Living Laneways project boosts arts and culture in Singleton

Published on 23 February 2022

The final strokes of a vibrant new mural have activated yet another laneway in Singleton, inspiring the imagination of locals and visitors ahead of the launch of the $4.08million Singleton Arts and Cultural Centre next month. 

Two centuries ago, Soapsuds Lane was bustling hub for travellers due, in part, to its proximity to George Street and the Hunter River crossing, flanked by an inn and wash house. 

Vicki Brereton, Singleton Council’s Director Organisation and Community Capacity said the artwork design not only tells the story of the laneway, but also showcases Singleton’s culture and heritage.

“The Living Laneways project has injected new life into the town centre, stimulating imagination and creativity throughout the Singleton area ahead of the launch of the Arts and Cultural Centre,” she said. 

“Bronte’s mural design was inspired by research, including old documents and newspaper articles, as well as consultation with local historians. We know the laneway quite literally used to be filled with soap suds from the pails of washing water emptied from the wash house, and we also know from old newspaper articles that in the early 20th century it was the scene of a scuffle or two, so the inclusion of the bubble motif and boxing gloves within the design are a nod to that colourful past.

“Arts and culture won’t just exist within the four walls of our new gallery and I encourage everyone to get out and about and view the new mural in Soapsuds Lane, and others in Evidence and Tre Bella laneways and reconnect with our town centre.”

Ms Brereton said the area’s creative life and identity will be further explored in the opening exhibitions of the Singleton Arts and Cultural Centre on 6 March 2022. 

To commemorate the official opening, a community event will be held in Townhead Park from 12pm-2pm, with gallery tours, free kids’ entertainment including jumping castles and face painting, live music and performances, and sausage sizzle. 

“We’re putting arts and culture up in lights – quite literally – with the launch of this exciting new space, which is a significant step towards our goal of making Singleton the Hunter’s centre of creativity,” Ms Brereton said. 

“The inaugural exhibitions will feature new commissions by photographer Edwina Richards and Indigenous artist Debbie Becker, each of whom have a unique connection to Singleton and the Hunter Valley.

“The Singleton Arts and Cultural Centre is a fantastic new attraction for Singleton and cements Townhead Park as a destination venue for residents and visitors alike. I look forward to seeing everyone at the opening to celebrate.”

The Singleton Living Laneways project is funded by the NSW Government’s Streets as Shared Spaces program. The Singleton Arts and Cultural Centre is funded in partnership between Singleton Council and a Create NSW grant. 

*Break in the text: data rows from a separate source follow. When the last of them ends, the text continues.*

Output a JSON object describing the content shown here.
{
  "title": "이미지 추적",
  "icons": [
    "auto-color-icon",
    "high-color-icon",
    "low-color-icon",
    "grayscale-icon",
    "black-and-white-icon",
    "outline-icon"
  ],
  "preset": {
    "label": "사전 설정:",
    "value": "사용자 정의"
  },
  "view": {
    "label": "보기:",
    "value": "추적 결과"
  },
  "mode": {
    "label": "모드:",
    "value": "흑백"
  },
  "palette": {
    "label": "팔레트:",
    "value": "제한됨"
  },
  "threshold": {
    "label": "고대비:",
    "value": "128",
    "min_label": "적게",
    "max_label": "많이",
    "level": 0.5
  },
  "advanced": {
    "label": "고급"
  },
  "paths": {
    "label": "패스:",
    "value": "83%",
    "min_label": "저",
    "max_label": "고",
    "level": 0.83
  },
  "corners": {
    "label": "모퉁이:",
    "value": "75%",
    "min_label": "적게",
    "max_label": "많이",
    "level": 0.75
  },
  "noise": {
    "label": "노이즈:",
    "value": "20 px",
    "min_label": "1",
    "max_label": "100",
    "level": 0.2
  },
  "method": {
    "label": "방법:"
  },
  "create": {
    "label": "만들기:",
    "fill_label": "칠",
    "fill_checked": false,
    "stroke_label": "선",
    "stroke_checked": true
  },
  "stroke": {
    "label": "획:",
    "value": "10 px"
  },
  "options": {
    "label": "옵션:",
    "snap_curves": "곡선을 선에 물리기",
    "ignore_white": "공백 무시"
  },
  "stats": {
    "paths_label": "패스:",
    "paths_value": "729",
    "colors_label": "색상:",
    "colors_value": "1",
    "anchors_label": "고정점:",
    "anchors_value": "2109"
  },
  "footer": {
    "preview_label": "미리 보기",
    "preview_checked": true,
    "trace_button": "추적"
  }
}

For more information about the Living Laneways project or the Singleton Arts and Cultural Centre, including the opening event and to book a free tour, visit